It’s always a copout of some degree to just list the contributors involved in an anthology as proof of it’s greatness. Why not go into greater detail about the (in this case) 73 cartoonists and their individual contributions? Well, to me, the joy of a good anthology is discovering things as they come, finding new artists that you like, taking a chance on all sorts of people you’ve never heard of, that sort of thing. So nailing all this down specifically (outside of it being, in that case, by far the longest review I’ve ever written) kills a lot of that sense of discovery. But none of that is really the point of this book anyway. It’s about trying to help Danny Hellman pay some huge legal bills in a lawsuit that is still apparently ongoing (the only update I managed to find about it (as of 8/15/07) is that only one count is left in the lawsuit and that it still hasn’t gone to trial) and, on a selfish level, getting to see a bunch of the best cartoonists working today all gathered into one book. So how about that list? OK, here’s a few names: Sam Henderson, Carol Lay, Doug Allen, Art Spiegelman, Kim Dietch, Kaz, Johnny Ryan, Tony Millionaire, Ted May, Hans Rickheit, Dave McKenna, Michael Kupperman, Miss Lasko-Gross, Pshaw, Lauren Weinstein, Patrick Dean, Mike Diana, Rick Altergott, and Dean LeCrone, to name a fraction of the people that I had already heard of. There seems to be a bit less personal animosity towards Ted Rall this time around (although there’s still plenty here), with the stories being all over the place. It’s a great anthology whether or not you agree with Danny’s legal case (and what’s not to agree with?), and something that everybody who enjoys this genre at all needs on their bookshelf. $18.95
Red (drawn by Kevin Colden, cover by Miss Lasko-Gross)
How many of you know the original, genuinely horrific original story of Little Red Riding Hood back even before the Brothers Grimm told the story?
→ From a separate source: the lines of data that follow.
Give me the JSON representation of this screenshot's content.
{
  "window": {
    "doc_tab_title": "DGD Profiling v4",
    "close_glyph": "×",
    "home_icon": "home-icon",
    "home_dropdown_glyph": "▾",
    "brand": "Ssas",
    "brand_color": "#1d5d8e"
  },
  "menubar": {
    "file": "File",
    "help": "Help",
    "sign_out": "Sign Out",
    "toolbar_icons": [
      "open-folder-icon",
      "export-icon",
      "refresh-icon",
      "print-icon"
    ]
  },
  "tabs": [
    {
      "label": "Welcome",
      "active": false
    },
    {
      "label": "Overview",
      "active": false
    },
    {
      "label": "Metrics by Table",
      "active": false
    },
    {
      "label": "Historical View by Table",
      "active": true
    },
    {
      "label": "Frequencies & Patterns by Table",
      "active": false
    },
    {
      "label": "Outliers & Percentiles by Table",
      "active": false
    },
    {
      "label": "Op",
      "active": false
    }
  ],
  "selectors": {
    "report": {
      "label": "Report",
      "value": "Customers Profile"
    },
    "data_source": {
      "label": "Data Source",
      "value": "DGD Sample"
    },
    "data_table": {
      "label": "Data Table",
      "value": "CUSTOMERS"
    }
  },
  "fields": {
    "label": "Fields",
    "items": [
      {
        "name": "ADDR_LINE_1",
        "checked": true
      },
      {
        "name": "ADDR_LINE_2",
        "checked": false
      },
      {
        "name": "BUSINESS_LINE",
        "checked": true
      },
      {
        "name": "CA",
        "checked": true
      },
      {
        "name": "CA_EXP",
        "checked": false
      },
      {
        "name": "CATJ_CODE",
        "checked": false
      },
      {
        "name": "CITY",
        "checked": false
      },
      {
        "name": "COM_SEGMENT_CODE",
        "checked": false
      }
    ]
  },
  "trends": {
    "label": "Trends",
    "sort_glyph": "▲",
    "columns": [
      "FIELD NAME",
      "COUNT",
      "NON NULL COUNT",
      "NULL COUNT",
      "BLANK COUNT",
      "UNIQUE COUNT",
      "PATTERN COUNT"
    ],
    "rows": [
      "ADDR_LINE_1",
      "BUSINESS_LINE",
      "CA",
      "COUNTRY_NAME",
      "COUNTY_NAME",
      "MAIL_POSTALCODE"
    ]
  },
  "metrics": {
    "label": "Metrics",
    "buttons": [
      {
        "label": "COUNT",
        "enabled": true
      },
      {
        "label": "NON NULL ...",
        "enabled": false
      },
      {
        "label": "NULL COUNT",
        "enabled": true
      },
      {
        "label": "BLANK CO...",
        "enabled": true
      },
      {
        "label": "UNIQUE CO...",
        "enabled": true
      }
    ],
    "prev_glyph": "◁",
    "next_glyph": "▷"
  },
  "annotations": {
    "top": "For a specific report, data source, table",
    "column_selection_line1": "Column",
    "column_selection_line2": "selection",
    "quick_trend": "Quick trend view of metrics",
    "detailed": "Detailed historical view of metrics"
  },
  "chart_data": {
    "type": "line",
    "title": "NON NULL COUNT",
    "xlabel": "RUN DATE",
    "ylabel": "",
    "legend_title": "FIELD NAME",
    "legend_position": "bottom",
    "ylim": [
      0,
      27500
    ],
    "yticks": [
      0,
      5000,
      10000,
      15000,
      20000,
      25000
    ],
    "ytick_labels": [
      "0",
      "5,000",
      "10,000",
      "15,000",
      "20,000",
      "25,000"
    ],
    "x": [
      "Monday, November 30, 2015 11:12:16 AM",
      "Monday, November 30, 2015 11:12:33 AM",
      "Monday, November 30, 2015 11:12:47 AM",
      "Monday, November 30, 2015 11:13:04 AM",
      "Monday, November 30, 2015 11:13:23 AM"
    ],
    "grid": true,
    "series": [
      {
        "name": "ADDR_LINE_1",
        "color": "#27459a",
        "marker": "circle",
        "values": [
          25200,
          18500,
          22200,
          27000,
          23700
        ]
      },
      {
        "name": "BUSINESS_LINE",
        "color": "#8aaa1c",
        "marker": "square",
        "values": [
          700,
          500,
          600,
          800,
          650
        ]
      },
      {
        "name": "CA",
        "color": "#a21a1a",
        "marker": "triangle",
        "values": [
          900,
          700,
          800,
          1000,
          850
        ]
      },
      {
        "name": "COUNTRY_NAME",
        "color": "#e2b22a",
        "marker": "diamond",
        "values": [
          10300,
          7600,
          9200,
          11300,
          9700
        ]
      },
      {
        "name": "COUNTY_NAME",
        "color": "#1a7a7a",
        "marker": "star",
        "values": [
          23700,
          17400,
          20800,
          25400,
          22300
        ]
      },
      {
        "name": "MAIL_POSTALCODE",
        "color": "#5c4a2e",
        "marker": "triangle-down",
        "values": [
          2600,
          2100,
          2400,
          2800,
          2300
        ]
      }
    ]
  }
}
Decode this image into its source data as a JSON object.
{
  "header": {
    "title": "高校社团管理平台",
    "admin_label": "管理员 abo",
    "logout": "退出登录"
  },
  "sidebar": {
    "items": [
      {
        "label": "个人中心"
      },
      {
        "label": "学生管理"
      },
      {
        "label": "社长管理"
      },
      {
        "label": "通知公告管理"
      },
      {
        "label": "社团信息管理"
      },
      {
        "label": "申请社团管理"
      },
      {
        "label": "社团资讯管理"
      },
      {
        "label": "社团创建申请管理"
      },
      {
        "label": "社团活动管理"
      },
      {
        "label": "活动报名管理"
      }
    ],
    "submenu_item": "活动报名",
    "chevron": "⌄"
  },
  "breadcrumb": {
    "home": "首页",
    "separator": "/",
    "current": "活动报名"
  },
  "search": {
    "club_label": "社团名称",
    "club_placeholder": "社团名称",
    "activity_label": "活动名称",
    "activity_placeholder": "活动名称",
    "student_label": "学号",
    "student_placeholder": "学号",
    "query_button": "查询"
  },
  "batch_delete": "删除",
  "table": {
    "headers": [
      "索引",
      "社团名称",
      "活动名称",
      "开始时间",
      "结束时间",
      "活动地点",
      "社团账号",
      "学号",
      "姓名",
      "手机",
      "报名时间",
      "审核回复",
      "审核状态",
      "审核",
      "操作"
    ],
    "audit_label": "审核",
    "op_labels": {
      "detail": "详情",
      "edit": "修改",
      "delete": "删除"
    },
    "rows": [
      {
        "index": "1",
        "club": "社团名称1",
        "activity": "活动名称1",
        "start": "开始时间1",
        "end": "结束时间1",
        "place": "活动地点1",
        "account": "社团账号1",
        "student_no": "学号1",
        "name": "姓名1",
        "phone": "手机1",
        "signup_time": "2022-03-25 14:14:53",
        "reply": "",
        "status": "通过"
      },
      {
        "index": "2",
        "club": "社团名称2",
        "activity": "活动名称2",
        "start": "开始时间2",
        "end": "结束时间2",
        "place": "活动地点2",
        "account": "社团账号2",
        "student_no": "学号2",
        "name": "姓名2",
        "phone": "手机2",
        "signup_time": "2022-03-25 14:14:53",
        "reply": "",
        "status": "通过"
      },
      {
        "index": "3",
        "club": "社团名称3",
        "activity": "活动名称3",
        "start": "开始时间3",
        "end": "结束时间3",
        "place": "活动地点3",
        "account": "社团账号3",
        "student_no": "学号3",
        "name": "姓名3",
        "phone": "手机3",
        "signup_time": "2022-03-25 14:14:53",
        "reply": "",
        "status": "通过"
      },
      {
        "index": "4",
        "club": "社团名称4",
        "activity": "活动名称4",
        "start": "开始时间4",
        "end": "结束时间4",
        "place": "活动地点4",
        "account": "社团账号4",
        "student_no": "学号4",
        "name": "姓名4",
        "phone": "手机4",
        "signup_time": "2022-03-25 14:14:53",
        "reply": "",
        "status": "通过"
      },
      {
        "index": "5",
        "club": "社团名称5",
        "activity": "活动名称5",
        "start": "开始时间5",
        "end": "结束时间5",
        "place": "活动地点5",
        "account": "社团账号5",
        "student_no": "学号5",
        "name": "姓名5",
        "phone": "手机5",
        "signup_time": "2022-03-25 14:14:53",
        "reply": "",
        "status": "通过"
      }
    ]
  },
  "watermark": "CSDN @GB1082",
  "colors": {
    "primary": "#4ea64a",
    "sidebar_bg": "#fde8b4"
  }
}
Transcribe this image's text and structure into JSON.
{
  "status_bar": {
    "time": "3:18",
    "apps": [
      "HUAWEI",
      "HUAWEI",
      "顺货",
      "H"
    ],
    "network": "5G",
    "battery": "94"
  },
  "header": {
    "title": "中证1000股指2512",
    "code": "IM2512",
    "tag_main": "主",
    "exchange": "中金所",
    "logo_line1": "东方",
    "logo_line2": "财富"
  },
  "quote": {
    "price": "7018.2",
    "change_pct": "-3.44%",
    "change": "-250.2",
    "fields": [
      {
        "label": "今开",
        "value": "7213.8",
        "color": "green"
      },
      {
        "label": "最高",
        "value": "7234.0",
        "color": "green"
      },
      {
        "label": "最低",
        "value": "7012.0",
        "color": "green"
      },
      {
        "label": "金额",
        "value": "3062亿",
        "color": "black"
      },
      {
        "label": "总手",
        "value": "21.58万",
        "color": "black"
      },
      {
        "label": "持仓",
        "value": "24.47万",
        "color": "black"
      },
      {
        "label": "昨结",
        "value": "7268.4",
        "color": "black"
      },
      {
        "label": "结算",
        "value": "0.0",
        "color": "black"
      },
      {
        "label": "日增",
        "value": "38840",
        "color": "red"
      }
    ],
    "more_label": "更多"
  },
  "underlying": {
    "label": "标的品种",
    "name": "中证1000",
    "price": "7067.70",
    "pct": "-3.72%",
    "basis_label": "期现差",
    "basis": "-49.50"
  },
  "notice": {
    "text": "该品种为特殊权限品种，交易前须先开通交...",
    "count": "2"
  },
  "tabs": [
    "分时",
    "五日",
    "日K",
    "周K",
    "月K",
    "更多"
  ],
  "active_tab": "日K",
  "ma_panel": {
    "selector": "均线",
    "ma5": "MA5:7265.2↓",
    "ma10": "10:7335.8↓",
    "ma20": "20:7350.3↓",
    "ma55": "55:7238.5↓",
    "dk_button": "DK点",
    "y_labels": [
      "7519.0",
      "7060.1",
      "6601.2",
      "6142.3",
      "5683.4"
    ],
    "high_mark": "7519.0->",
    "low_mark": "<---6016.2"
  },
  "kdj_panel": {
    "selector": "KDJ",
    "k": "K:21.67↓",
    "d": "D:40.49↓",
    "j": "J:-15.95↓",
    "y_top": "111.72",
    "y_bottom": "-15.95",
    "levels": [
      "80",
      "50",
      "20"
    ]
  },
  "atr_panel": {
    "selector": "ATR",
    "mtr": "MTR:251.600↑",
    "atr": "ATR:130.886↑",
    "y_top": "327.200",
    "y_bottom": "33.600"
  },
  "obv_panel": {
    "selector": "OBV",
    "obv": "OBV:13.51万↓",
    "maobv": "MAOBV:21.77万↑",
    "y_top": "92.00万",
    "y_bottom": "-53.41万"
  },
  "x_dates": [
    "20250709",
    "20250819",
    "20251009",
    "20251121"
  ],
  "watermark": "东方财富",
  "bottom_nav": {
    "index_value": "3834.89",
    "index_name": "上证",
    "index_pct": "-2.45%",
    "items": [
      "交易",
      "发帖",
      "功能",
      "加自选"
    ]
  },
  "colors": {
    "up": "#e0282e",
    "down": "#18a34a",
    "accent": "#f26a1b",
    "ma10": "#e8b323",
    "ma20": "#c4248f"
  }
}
This is based in the loosest possible sense on that. I’ve been watching far too much Tales From The Crypt lately, as the twist ending was something I could see coming a mile away (even without knowing about the fable connection until the end), but it’s still a creepy and tense story. A serial killer starts his day lamenting about “the one who got away”, and ends up running into the girl in the street, so he runs her down and starts up a conversation. Right away you get to wondering who is hunting whom, and it’s a bit of a race against time from there. Pretty great stuff all around, and the splashes of red on the inside were a nice touch. Oh, and Miss Lasko-Gross apparently has a memoir coming out from Fantagraphics later this year, so for everybody who’s been wondering where she’s been since Aim, there’s your answer. Oh, and Kevin has done some excellent work here and with some previous pieces in the Mauled! series, which is why he looked so damned familiar. I’m guessing this is around $3…